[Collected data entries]
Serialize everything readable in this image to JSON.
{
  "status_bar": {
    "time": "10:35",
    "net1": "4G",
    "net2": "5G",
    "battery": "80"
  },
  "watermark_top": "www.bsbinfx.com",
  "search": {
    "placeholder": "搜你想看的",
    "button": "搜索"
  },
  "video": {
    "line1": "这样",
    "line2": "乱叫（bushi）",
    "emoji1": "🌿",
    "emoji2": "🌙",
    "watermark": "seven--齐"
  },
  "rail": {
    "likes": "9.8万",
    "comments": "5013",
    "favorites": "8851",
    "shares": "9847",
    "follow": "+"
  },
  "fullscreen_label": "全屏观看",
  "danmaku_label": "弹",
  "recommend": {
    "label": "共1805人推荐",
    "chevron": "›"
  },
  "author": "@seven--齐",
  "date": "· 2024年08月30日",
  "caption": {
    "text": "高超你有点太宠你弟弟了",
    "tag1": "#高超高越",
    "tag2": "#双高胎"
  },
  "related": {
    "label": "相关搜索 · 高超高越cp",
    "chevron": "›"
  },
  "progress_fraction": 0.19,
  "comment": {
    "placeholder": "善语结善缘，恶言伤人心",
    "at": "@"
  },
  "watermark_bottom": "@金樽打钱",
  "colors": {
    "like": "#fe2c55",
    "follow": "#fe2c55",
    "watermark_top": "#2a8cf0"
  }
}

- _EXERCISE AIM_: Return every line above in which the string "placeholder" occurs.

- _TASK RESPONSE_:
    "placeholder": "搜你想看的",
    "placeholder": "善语结善缘，恶言伤人心",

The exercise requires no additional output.